┌────────

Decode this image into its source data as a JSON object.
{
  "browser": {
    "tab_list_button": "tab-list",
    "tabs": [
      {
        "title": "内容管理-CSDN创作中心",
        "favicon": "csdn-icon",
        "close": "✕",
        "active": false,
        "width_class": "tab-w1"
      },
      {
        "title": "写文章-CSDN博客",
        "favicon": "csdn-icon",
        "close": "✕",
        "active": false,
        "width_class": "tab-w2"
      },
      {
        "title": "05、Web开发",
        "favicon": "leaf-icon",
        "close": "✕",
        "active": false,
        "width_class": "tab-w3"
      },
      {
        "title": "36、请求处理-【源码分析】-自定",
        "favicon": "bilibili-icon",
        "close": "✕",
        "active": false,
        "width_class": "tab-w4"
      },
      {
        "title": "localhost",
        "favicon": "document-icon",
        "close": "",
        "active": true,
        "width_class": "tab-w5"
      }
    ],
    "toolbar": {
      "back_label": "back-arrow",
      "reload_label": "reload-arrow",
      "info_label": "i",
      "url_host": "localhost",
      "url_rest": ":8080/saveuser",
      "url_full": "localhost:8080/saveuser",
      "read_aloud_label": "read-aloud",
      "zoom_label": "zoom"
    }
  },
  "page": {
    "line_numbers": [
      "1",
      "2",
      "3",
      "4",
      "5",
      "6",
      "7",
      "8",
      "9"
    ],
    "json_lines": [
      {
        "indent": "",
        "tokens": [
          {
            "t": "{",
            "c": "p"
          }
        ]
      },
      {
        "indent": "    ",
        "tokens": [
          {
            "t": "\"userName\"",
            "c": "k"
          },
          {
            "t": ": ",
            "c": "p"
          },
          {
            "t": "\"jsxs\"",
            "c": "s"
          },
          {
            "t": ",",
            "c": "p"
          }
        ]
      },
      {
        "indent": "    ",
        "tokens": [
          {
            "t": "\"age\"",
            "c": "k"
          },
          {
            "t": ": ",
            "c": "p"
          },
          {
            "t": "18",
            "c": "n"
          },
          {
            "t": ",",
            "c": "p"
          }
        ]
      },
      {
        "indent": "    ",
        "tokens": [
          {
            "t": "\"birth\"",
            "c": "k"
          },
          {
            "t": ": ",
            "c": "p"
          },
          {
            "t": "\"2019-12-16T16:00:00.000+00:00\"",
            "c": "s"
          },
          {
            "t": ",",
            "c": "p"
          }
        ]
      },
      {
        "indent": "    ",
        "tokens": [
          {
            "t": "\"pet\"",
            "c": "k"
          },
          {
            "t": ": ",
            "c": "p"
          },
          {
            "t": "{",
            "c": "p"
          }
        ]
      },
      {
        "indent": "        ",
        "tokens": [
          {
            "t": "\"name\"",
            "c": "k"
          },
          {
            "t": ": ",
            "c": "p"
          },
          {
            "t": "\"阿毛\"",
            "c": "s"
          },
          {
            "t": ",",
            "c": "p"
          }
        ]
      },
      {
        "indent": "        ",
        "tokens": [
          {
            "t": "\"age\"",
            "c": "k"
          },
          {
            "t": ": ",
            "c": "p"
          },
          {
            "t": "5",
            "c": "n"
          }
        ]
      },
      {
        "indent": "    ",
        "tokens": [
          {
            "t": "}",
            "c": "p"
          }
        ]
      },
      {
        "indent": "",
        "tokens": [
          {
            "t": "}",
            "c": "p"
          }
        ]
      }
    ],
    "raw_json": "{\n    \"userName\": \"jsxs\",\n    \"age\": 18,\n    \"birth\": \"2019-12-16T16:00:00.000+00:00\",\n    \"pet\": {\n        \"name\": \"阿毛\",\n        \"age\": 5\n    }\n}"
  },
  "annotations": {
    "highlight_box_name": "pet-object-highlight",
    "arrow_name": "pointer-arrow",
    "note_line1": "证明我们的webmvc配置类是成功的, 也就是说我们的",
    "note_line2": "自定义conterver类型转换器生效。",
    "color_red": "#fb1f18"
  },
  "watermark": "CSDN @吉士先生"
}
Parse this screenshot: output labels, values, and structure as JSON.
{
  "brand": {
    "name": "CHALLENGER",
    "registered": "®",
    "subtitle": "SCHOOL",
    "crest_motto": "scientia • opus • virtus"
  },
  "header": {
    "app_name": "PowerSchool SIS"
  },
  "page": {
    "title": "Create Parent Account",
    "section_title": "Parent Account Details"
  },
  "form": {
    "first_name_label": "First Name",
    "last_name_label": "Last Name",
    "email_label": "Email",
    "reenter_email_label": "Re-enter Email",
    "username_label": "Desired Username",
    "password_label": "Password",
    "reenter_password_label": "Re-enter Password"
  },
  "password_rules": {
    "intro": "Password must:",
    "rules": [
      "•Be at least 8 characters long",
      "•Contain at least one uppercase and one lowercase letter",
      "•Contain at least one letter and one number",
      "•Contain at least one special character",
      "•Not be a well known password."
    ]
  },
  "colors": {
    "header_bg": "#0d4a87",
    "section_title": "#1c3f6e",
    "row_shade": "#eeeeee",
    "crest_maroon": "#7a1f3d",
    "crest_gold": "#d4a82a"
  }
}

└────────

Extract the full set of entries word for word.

Decode this image into its source data as a JSON object.
{
  "browser": {
    "tab_list_button": "tab-list",
    "tabs": [
      {
        "title": "内容管理-CSDN创作中心",
        "favicon": "csdn-icon",
        "close": "✕",
        "active": false,
        "width_class": "tab-w1"
      },
      {
        "title": "写文章-CSDN博客",
        "favicon": "csdn-icon",
        "close": "✕",
        "active": false,
        "width_class": "tab-w2"
      },
      {
        "title": "05、Web开发",
        "favicon": "leaf-icon",
        "close": "✕",
        "active": false,
        "width_class": "tab-w3"
      },
      {
        "title": "36、请求处理-【源码分析】-自定",
        "favicon": "bilibili-icon",
        "close": "✕",
        "active": false,
        "width_class": "tab-w4"
      },
      {
        "title": "localhost",
        "favicon": "document-icon",
        "close": "",
        "active": true,
        "width_class": "tab-w5"
      }
    ],
    "toolbar": {
      "back_label": "back-arrow",
      "reload_label": "reload-arrow",
      "info_label": "i",
      "url_host": "localhost",
      "url_rest": ":8080/saveuser",
      "url_full": "localhost:8080/saveuser",
      "read_aloud_label": "read-aloud",
      "zoom_label": "zoom"
    }
  },
  "page": {
    "line_numbers": [
      "1",
      "2",
      "3",
      "4",
      "5",
      "6",
      "7",
      "8",
      "9"
    ],
    "json_lines": [
      {
        "indent": "",
        "tokens": [
          {
            "t": "{",
            "c": "p"
          }
        ]
      },
      {
        "indent": "    ",
        "tokens": [
          {
            "t": "\"userName\"",
            "c": "k"
          },
          {
            "t": ": ",
            "c": "p"
          },
          {
            "t": "\"jsxs\"",
            "c": "s"
          },
          {
            "t": ",",
            "c": "p"
          }
        ]
      },
      {
        "indent": "    ",
        "tokens": [
          {
            "t": "\"age\"",
            "c": "k"
          },
          {
            "t": ": ",
            "c": "p"
          },
          {
            "t": "18",
            "c": "n"
          },
          {
            "t": ",",
            "c": "p"
          }
        ]
      },
      {
        "indent": "    ",
        "tokens": [
          {
            "t": "\"birth\"",
            "c": "k"
          },
          {
            "t": ": ",
            "c": "p"
          },
          {
            "t": "\"2019-12-16T16:00:00.000+00:00\"",
            "c": "s"
          },
          {
            "t": ",",
            "c": "p"
          }
        ]
      },
      {
        "indent": "    ",
        "tokens": [
          {
            "t": "\"pet\"",
            "c": "k"
          },
          {
            "t": ": ",
            "c": "p"
          },
          {
            "t": "{",
            "c": "p"
          }
        ]
      },
      {
        "indent": "        ",
        "tokens": [
          {
            "t": "\"name\"",
            "c": "k"
          },
          {
            "t": ": ",
            "c": "p"
          },
          {
            "t": "\"阿毛\"",
            "c": "s"
          },
          {
            "t": ",",
            "c": "p"
          }
        ]
      },
      {
        "indent": "        ",
        "tokens": [
          {
            "t": "\"age\"",
            "c": "k"
          },
          {
            "t": ": ",
            "c": "p"
          },
          {
            "t": "5",
            "c": "n"
          }
        ]
      },
      {
        "indent": "    ",
        "tokens": [
          {
            "t": "}",
            "c": "p"
          }
        ]
      },
      {
        "indent": "",
        "tokens": [
          {
            "t": "}",
            "c": "p"
          }
        ]
      }
    ],
    "raw_json": "{\n    \"userName\": \"jsxs\",\n    \"age\": 18,\n    \"birth\": \"2019-12-16T16:00:00.000+00:00\",\n    \"pet\": {\n        \"name\": \"阿毛\",\n        \"age\": 5\n    }\n}"
  },
  "annotations": {
    "highlight_box_name": "pet-object-highlight",
    "arrow_name": "pointer-arrow",
    "note_line1": "证明我们的webmvc配置类是成功的, 也就是说我们的",
    "note_line2": "自定义conterver类型转换器生效。",
    "color_red": "#fb1f18"
  },
  "watermark": "CSDN @吉士先生"
}
Parse this screenshot: output labels, values, and structure as JSON.
{
  "brand": {
    "name": "CHALLENGER",
    "registered": "®",
    "subtitle": "SCHOOL",
    "crest_motto": "scientia • opus • virtus"
  },
  "header": {
    "app_name": "PowerSchool SIS"
  },
  "page": {
    "title": "Create Parent Account",
    "section_title": "Parent Account Details"
  },
  "form": {
    "first_name_label": "First Name",
    "last_name_label": "Last Name",
    "email_label": "Email",
    "reenter_email_label": "Re-enter Email",
    "username_label": "Desired Username",
    "password_label": "Password",
    "reenter_password_label": "Re-enter Password"
  },
  "password_rules": {
    "intro": "Password must:",
    "rules": [
      "•Be at least 8 characters long",
      "•Contain at least one uppercase and one lowercase letter",
      "•Contain at least one letter and one number",
      "•Contain at least one special character",
      "•Not be a well known password."
    ]
  },
  "colors": {
    "header_bg": "#0d4a87",
    "section_title": "#1c3f6e",
    "row_shade": "#eeeeee",
    "crest_maroon": "#7a1f3d",
    "crest_gold": "#d4a82a"
  }
}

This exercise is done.